■ PROMPT
What is the number of lines in this data that contain the word "numbered"? Give the number alone.

START DATA SECTION

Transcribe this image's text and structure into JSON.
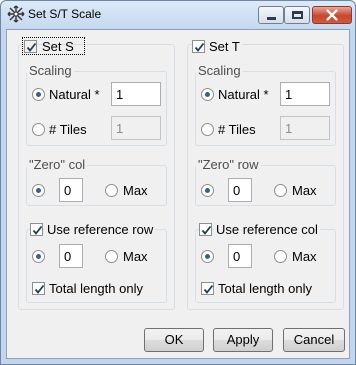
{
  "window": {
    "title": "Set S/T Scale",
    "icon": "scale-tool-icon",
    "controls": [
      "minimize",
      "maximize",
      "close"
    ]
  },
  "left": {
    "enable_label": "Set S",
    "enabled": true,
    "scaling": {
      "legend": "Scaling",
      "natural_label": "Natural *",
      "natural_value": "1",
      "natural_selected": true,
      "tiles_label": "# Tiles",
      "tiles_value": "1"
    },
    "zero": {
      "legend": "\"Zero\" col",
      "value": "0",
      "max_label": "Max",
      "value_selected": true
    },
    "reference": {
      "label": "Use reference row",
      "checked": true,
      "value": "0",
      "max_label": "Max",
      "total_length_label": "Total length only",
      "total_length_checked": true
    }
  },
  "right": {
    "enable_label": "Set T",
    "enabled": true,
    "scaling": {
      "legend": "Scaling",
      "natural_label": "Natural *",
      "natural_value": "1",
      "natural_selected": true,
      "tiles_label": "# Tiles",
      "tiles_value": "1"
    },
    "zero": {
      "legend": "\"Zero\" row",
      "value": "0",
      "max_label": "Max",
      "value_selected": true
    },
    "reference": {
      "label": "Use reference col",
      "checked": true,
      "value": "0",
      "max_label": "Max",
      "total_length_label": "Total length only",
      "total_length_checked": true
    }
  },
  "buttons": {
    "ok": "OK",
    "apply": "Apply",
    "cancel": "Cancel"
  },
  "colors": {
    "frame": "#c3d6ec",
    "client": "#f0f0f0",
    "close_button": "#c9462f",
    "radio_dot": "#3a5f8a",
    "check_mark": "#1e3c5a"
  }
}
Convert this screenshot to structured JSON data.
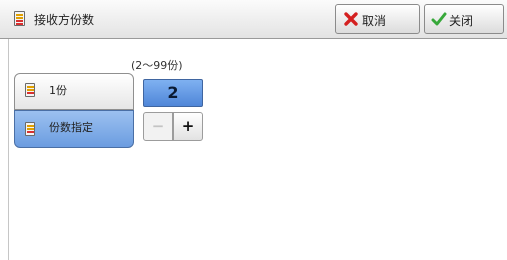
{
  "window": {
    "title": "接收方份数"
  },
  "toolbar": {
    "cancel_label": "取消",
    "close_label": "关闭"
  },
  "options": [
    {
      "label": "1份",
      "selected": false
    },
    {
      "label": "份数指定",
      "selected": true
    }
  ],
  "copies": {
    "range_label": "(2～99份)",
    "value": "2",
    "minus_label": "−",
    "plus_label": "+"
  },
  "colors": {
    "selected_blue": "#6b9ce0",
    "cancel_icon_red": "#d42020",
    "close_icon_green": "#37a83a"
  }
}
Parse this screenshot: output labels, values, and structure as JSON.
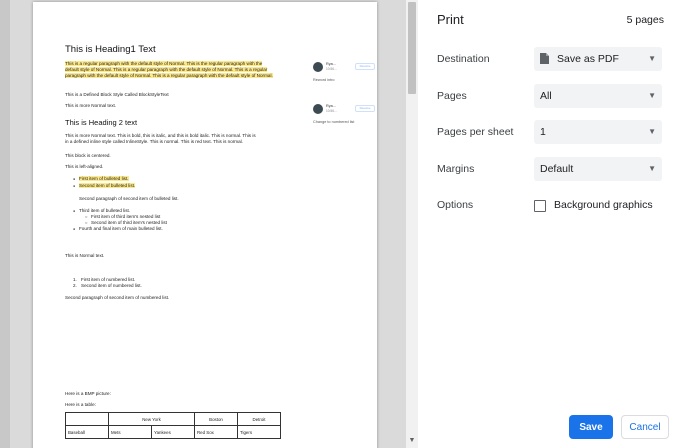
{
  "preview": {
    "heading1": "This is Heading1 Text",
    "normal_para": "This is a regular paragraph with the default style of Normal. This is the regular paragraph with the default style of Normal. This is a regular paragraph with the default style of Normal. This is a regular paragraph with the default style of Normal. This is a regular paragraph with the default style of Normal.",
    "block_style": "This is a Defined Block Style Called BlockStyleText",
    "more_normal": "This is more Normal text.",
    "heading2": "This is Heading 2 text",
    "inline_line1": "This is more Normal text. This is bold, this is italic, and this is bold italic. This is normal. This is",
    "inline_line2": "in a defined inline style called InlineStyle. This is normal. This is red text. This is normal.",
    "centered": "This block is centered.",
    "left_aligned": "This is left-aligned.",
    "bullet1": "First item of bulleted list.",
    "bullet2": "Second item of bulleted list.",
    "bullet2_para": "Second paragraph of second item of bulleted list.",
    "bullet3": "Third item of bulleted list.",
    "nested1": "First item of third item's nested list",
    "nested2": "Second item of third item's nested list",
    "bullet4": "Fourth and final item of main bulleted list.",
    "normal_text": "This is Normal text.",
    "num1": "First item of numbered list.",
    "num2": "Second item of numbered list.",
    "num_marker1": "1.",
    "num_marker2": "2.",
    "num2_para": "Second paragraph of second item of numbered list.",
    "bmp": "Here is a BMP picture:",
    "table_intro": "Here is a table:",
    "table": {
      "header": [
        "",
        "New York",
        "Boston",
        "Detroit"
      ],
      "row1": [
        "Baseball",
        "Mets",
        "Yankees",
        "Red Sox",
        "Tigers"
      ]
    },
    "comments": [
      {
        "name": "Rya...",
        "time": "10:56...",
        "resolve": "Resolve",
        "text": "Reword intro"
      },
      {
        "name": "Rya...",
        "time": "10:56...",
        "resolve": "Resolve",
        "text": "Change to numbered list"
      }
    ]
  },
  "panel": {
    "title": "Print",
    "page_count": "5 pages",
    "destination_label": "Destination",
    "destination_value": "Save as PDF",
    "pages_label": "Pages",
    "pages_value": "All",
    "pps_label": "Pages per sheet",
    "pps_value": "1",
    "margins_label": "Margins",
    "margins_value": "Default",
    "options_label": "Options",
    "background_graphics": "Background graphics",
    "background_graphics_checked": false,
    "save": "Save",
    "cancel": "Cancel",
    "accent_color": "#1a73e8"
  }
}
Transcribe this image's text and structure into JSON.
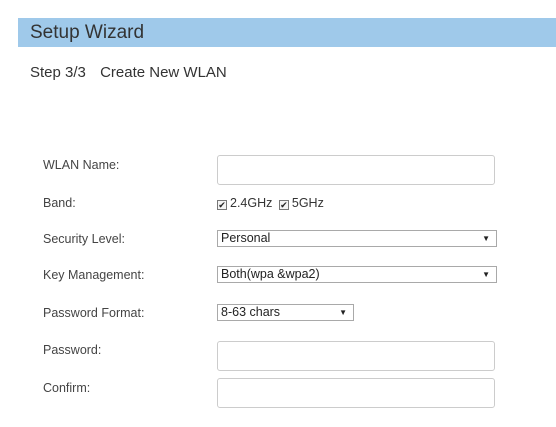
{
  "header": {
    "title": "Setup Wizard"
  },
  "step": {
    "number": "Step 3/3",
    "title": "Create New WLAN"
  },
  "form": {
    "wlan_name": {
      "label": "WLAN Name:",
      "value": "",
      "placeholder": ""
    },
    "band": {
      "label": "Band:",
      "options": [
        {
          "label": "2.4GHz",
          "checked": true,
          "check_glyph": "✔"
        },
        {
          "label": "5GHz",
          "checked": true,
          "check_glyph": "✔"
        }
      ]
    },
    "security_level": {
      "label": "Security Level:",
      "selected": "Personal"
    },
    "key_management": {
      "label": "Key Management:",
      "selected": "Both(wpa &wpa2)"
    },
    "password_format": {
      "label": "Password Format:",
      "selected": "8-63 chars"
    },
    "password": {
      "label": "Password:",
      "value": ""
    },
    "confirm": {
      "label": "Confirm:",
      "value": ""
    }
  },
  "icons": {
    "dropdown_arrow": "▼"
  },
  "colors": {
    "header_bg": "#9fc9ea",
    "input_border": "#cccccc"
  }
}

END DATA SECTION
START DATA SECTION

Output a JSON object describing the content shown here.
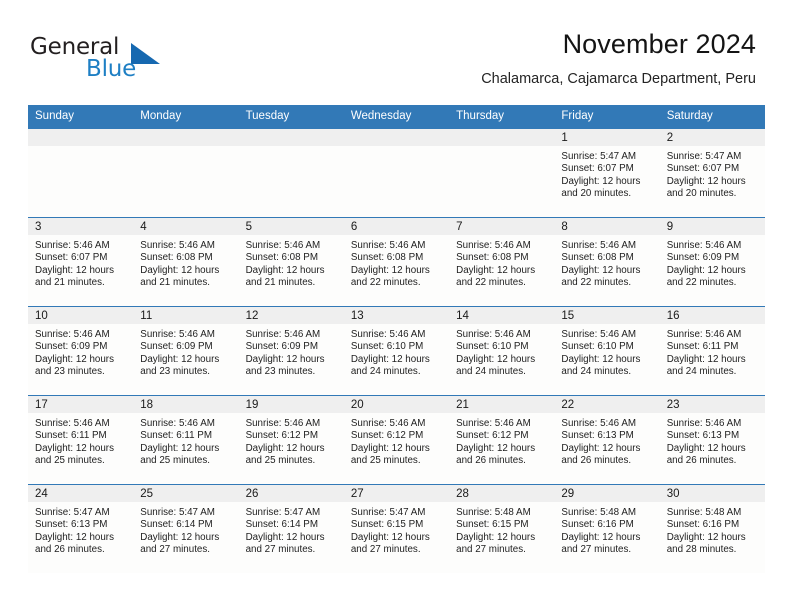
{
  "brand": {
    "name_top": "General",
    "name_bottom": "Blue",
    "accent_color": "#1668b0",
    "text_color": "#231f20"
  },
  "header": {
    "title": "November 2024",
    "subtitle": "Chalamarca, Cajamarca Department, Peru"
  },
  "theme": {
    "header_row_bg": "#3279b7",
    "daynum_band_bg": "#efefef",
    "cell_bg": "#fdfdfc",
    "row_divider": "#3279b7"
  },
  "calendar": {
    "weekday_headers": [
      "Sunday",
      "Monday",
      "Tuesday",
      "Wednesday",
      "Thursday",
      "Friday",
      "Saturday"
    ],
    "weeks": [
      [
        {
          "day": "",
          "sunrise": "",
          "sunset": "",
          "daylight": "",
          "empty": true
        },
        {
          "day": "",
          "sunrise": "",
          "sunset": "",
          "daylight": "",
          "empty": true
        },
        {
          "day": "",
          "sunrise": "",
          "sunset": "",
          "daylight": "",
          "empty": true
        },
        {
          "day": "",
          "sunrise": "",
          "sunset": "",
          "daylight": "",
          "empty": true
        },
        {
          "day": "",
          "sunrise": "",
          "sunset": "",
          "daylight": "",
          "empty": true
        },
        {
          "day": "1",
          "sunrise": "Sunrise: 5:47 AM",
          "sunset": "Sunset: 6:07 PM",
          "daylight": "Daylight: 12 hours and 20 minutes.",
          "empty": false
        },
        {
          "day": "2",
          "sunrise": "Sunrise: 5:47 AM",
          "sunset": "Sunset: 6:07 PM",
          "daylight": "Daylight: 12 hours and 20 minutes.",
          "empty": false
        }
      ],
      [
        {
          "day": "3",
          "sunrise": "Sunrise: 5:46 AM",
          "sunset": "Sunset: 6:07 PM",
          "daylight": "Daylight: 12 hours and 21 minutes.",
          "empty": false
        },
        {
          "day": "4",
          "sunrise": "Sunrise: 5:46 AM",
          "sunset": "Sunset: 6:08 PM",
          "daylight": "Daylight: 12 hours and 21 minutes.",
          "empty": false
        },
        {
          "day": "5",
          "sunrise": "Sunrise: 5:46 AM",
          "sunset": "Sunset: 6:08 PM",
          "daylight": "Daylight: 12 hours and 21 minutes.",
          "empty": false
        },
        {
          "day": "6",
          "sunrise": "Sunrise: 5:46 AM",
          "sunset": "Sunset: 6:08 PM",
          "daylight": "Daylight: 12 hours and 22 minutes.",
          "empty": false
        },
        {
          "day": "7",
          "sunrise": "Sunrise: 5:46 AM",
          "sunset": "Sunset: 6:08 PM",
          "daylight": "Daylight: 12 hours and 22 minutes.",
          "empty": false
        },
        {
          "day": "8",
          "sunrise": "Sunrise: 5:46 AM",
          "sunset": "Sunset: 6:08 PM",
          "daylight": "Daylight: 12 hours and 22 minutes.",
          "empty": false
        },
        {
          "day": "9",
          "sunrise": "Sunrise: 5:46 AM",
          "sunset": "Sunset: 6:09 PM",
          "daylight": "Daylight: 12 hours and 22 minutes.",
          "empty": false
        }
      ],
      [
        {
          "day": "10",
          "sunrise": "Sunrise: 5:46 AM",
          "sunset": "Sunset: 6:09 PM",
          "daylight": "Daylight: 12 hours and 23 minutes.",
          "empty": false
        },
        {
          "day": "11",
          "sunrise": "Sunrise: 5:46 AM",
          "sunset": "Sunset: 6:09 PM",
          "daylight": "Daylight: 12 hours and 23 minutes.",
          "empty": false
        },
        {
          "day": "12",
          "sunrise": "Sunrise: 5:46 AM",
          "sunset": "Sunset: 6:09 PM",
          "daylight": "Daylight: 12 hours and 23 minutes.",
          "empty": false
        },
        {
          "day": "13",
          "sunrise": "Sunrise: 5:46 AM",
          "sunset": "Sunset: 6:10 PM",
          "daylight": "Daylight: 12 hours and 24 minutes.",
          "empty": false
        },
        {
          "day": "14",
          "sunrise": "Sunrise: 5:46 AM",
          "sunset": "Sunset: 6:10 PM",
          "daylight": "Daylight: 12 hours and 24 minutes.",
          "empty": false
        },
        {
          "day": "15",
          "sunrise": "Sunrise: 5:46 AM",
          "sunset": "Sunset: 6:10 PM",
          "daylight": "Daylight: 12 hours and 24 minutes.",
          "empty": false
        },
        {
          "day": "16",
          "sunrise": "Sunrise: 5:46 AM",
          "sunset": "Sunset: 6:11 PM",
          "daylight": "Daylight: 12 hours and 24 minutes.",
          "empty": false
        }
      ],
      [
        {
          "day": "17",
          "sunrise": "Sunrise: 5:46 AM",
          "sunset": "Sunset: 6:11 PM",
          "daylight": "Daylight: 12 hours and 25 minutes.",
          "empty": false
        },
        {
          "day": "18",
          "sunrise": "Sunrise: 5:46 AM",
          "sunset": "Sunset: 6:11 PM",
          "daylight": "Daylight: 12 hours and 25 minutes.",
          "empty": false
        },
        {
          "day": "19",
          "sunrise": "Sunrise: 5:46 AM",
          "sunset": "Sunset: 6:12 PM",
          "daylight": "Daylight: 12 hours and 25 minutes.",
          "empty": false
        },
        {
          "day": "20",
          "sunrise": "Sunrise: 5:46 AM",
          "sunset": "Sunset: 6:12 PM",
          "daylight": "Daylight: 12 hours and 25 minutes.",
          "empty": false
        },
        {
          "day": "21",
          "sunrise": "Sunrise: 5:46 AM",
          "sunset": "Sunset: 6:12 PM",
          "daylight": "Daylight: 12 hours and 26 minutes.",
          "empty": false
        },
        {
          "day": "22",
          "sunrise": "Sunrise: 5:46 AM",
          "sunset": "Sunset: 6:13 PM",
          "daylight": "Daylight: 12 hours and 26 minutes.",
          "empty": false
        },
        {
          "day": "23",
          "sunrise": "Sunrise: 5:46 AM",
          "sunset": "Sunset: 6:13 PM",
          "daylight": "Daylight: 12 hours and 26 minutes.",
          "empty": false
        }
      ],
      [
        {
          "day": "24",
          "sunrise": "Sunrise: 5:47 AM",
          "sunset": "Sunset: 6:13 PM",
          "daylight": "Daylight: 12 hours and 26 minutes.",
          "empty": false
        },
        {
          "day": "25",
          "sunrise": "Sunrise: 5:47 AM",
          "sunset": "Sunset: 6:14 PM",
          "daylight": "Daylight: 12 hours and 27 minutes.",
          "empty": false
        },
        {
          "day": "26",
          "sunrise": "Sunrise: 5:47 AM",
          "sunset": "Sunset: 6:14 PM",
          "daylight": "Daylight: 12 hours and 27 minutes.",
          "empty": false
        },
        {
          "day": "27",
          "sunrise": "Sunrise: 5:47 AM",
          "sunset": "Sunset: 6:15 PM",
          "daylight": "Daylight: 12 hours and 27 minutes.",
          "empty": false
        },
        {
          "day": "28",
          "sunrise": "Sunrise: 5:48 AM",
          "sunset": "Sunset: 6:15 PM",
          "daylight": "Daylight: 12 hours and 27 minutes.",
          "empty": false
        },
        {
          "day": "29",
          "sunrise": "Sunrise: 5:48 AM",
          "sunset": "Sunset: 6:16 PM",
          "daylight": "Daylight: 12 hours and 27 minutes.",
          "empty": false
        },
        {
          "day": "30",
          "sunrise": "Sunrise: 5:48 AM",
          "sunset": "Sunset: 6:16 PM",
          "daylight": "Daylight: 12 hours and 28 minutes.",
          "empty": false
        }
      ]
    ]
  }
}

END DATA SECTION

■ ANSWER SPACE
4